A few years ago I shared some Christmas stories; it’s time to repeat them and here is #2:
I suppose that going back to the earliest stories of Christmas, long journeys have always played a crucial part in the tale – the founding story has Joseph and Mary making the long trip to Bethlehem… although actually when I look on a map I see that it’s about 90 miles. Ninety miles when you’re very pregnant and riding on a donkey sounds a ghastly and horribly long way and very uncomfortable.
Our long journey was twice as far, and although uncomfortable compared to modern travel, it was nowhere near as arduous, tiring, and frightening as the original Christmas journey must have been. We were travelling from Cambridge to Sheffield to visit our cousins for the festive season.

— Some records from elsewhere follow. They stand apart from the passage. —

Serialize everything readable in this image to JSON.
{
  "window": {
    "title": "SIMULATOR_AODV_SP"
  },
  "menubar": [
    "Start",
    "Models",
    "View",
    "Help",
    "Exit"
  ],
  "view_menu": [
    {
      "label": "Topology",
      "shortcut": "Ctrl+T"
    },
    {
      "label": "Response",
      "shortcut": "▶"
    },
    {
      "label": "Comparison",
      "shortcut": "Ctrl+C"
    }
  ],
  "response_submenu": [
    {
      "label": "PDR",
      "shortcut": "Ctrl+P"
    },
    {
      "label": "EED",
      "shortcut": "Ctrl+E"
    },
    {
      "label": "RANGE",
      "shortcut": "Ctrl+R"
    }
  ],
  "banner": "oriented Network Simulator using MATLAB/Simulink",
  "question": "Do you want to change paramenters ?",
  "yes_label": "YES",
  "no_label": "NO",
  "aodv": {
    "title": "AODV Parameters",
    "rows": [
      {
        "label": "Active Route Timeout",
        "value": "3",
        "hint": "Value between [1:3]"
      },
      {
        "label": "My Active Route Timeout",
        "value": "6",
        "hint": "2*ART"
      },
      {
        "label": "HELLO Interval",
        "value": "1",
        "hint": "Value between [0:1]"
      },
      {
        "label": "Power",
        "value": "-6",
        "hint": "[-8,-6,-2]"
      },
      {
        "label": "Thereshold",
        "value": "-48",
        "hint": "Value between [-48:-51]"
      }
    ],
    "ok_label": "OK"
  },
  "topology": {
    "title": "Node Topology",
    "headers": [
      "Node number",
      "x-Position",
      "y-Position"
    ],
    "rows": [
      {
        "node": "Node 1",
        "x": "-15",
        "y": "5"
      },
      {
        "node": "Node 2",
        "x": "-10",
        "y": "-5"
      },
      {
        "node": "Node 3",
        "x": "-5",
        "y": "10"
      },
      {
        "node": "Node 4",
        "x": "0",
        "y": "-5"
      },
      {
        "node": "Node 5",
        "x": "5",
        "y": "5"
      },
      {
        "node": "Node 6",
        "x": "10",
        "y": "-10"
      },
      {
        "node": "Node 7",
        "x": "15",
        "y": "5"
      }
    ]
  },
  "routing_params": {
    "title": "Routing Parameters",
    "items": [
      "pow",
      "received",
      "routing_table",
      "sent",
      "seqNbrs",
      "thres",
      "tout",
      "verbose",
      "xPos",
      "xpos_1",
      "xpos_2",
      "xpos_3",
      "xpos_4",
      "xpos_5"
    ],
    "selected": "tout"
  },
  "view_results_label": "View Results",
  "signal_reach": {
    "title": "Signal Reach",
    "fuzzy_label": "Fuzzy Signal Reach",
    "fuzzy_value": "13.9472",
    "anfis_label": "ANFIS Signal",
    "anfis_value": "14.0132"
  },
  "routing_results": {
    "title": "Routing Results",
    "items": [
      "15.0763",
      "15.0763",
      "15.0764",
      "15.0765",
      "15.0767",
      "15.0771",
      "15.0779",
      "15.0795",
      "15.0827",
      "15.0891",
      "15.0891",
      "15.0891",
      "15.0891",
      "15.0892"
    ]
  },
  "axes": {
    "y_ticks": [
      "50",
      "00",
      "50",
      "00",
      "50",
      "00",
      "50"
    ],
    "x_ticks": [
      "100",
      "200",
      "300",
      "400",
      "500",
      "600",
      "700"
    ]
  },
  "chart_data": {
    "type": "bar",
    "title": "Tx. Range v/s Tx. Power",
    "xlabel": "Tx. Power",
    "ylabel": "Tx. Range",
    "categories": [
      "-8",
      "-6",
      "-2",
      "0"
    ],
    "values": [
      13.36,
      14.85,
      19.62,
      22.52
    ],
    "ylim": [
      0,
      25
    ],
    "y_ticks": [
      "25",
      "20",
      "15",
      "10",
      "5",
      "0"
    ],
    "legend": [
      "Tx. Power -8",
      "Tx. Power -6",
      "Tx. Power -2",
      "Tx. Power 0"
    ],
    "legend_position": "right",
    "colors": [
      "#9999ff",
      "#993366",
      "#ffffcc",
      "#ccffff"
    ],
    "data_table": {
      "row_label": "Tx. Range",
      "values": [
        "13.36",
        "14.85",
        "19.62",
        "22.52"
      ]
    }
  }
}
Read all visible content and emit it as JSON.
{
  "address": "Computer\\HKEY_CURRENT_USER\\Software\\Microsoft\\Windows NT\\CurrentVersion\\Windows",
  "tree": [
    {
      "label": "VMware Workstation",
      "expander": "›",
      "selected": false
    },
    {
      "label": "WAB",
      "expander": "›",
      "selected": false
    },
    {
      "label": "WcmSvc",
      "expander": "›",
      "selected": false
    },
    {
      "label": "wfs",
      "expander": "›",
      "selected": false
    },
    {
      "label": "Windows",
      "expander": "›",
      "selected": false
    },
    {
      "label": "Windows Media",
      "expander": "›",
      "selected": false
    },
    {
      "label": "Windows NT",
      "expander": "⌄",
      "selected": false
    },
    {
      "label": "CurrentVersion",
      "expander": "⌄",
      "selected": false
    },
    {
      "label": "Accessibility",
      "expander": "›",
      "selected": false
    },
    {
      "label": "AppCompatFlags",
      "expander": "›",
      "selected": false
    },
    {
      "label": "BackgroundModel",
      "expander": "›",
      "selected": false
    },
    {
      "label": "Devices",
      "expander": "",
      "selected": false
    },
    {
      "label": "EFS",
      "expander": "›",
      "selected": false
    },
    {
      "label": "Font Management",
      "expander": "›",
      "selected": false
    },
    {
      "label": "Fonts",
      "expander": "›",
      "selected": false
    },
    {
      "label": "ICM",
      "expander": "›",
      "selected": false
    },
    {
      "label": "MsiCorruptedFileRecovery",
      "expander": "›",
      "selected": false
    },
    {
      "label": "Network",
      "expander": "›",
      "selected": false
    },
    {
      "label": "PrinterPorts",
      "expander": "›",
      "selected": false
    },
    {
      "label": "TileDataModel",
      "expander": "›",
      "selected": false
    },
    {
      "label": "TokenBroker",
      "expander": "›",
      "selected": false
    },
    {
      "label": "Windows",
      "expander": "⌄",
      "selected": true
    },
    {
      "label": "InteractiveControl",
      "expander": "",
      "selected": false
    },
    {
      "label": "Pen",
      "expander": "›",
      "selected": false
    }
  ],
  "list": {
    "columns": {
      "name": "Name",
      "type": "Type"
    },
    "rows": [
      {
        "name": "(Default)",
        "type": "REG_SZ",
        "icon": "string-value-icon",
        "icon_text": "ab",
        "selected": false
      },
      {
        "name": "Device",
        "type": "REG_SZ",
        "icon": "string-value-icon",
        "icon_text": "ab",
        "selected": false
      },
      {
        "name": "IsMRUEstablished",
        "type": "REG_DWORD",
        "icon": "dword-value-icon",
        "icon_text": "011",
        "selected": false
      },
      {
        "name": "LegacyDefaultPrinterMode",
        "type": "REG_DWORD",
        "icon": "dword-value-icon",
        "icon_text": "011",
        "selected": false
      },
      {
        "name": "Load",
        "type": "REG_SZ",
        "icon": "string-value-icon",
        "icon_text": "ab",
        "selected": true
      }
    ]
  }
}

The route of just over 125 miles is pretty much the same as in pre-motorway days, however, travelling the old A1 with the occasional stretches of dual carriageway, but mostly single carriage way and narrow roads was very different when we journeyed up there.
We were travelling in our small Austin A35, no heating, no heated windscreen, no seat-belts, three gears…. and we were travelling in the famous snowy winter of 1962-63. We little girls, no doubt bundled up in jumpers and coats and scarves and gloves sat squashed in the back, mum and dad in the front and we set of for what should have been a 2-3 hour journey. The snow came down so heavily, and it was so bitterly cold that it froze on the windscreen, the unheated windscreen. Every so often we stopped and dad got out to manually scrape it away. At one point we stopped and he went into a chemist and bought some glycerine – no windscreen-washing then, no de-icing sprays, something like glycerine was the only product.
At one point when we were only halfway there but four hours into our journey, mum and dad debated whether to turn back, but no! Us two little girls were determined to continue! It seemed an exciting adventure to us but it must have been a frightening and tiring journey for mum and dad – and only dad could drive at that point.
We ploughed on – no telephones to let our uncle and aunty know we were on our way – and we only learnt later that all the buses had stopped in Sheffield and my uncle had had to walk home – only three miles, no distance in normal weather…
Eventually, eight hours after we left home we arrived to such a warm and relieved welcome! We had a wonderful Christmas – we went sledging down real hills (the seven hills of Cambridge are just bumps compared to the Pennines!) and our journey home must have been uneventful because I don’t remember it, although I have a vague thought we might have stayed longer than originally planned.
What an adventure! Something my sister and I will never forget!